Greek workers shut schools and forced hospitals to operate with only emergency staff today at the start of a 48-hour strike against the latest plans to fire thousands of public sector employees.


Greece’s jobless rate hit a new record high of 27.6 percent in May, as the country continues to stagger under Draconian austerity measures.

According to the Hellenic Statistical Authority [pdf], unemployment rose from an upwardly revised 27.0 percent reading in April, and was more than twice the average rate in the euro zone which stood at 12.1 percent in June. The latest reading was the highest since ELSTAT began publishing monthly jobless data in 2006.

The new data showed that those aged 15 to 24 remained the hardest hit, as the unemployment rate for this age group registered an all-time high of 64.9 percent.

Since 2008, the unemployment rate has risen from 7.3 percent to 27.6 percent, while the number of unemployed workers has grown from about 357 thousand to almost 1.4 million.


Tens of thousands of Greek workers walked off the job today and rallied in front of parliament to protest government plans to fire public sector employees in an attempt to satisfy foreign lenders.

The reforms that have most angered the unions are plans to put 25,000 civil servants, including teachers and municipal police officers, into a so-called mobility plan by the end of the year, docking their wages ahead of forced transfers or dismissals. Another 15,000 workers are to be laid off by the end of 2014.

Local government employees have been occupying city buildings this week to protest the changes which, the unions say, will aggravate a deepening recession and add to the ranks of the unemployed who already account for more than 27 percent of the population.
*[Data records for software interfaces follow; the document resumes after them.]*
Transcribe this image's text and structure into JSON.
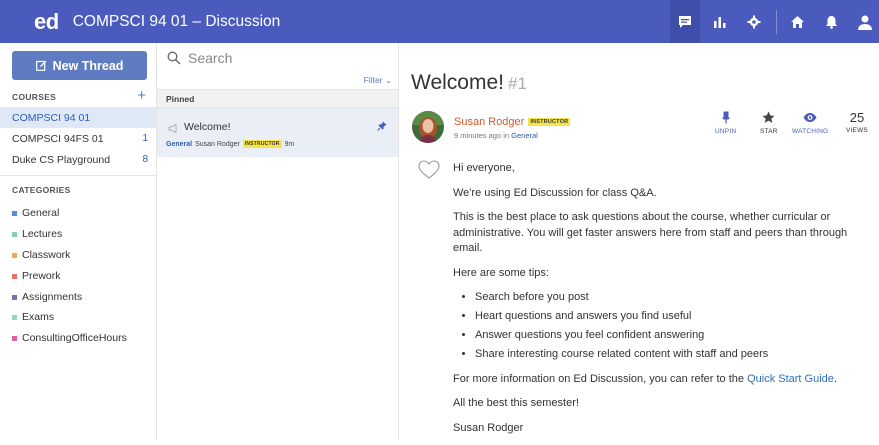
{
  "app": {
    "logo": "ed",
    "course_title": "COMPSCI 94 01 – Discussion",
    "top_icons": [
      "discussion-icon",
      "analytics-icon",
      "settings-icon",
      "home-icon",
      "bell-icon",
      "user-icon"
    ]
  },
  "sidebar": {
    "new_thread_label": "New Thread",
    "courses_heading": "COURSES",
    "courses": [
      {
        "name": "COMPSCI 94 01",
        "badge": ""
      },
      {
        "name": "COMPSCI 94FS 01",
        "badge": "1"
      },
      {
        "name": "Duke CS Playground",
        "badge": "8"
      }
    ],
    "categories_heading": "CATEGORIES",
    "categories": [
      {
        "name": "General",
        "color": "#4f8fe0"
      },
      {
        "name": "Lectures",
        "color": "#85d0a5"
      },
      {
        "name": "Classwork",
        "color": "#f0a55c"
      },
      {
        "name": "Prework",
        "color": "#e8706e"
      },
      {
        "name": "Assignments",
        "color": "#7c6fb8"
      },
      {
        "name": "Exams",
        "color": "#8fd6c4"
      },
      {
        "name": "ConsultingOfficeHours",
        "color": "#e05fa0"
      }
    ]
  },
  "threadlist": {
    "search_placeholder": "Search",
    "filter_label": "Filter",
    "pinned_label": "Pinned",
    "threads": [
      {
        "title": "Welcome!",
        "category": "General",
        "author": "Susan Rodger",
        "role": "INSTRUCTOR",
        "time": "9m"
      }
    ]
  },
  "post": {
    "title": "Welcome!",
    "number": "#1",
    "author": "Susan Rodger",
    "role": "INSTRUCTOR",
    "time_text": "9 minutes ago in",
    "category": "General",
    "actions": {
      "unpin": "UNPIN",
      "star": "STAR",
      "watching": "WATCHING",
      "views_count": "25",
      "views_label": "VIEWS"
    },
    "body": {
      "greeting": "Hi everyone,",
      "p1": "We're using Ed Discussion for class Q&A.",
      "p2": "This is the best place to ask questions about the course, whether curricular or administrative. You will get faster answers here from staff and peers than through email.",
      "p3": "Here are some tips:",
      "tips": [
        "Search before you post",
        "Heart questions and answers you find useful",
        "Answer questions you feel confident answering",
        "Share interesting course related content with staff and peers"
      ],
      "p4_prefix": "For more information on Ed Discussion, you can refer to the ",
      "p4_link": "Quick Start Guide",
      "p4_suffix": ".",
      "p5": "All the best this semester!",
      "signature": "Susan Rodger"
    }
  },
  "colors": {
    "topbar": "#4b5bbd",
    "accent": "#5f7cc3",
    "author": "#d25a2b",
    "instructor_tag": "#f5e44b"
  }
}
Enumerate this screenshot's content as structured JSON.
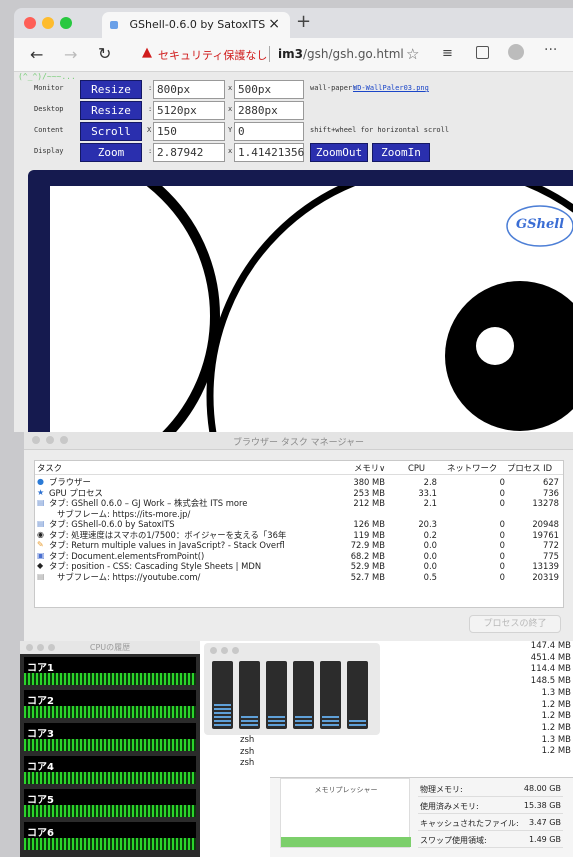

“We will resist all those whose wrongheaded and dead-end choices have led the Greek people into poverty and wretchedness,” said the main private sector labor union, Gsee, which called the action with the civil servants’ union, Adedy.